Every line of the data below that holds the string "file" needs to be reported.

Start of Block

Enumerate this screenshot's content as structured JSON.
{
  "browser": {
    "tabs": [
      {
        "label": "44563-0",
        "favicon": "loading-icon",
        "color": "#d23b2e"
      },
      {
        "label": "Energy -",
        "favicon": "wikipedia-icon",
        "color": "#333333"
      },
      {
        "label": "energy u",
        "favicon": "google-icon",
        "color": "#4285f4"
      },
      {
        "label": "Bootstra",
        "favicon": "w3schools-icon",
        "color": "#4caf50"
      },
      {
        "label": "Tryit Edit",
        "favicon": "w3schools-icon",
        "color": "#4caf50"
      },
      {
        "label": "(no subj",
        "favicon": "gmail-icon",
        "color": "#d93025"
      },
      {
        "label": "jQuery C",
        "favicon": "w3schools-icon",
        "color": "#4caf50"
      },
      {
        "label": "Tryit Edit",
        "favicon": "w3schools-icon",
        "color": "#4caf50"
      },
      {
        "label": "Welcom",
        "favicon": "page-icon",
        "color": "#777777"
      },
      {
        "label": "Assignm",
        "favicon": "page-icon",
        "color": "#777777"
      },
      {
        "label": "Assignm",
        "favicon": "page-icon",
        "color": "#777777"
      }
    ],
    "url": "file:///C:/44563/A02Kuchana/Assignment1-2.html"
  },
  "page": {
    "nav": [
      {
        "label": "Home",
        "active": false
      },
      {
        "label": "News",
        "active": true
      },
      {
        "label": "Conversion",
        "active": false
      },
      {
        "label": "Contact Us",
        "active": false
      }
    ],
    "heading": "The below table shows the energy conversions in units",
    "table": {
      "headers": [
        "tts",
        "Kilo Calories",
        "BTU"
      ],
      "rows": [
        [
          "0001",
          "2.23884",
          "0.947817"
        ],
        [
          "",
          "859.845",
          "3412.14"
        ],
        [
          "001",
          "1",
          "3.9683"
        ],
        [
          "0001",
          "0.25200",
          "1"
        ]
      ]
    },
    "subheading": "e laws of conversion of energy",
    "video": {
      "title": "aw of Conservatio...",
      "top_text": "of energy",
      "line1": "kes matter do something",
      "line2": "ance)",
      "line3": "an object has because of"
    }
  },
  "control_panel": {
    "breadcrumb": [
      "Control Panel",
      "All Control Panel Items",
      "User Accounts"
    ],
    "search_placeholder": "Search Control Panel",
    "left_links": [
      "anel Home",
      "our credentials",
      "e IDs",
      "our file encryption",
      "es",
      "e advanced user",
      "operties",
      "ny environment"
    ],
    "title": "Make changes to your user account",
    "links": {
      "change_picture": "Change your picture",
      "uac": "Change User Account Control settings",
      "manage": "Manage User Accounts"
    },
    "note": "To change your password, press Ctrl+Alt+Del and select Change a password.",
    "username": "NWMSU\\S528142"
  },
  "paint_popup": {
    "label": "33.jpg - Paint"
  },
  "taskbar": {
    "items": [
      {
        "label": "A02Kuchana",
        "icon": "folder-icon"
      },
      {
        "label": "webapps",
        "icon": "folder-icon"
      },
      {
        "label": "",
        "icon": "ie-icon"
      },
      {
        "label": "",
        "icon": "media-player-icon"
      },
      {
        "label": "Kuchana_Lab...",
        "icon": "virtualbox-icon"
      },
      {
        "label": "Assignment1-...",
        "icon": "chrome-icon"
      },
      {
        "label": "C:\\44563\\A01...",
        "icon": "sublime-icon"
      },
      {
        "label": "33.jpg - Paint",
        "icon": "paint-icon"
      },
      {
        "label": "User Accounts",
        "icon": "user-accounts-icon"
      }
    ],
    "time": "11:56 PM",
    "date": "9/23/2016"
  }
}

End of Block

▸ **YOUR RESPONSE**
    "url": "file:///C:/44563/A02Kuchana/Assignment1-2.html"
      "our file encryption",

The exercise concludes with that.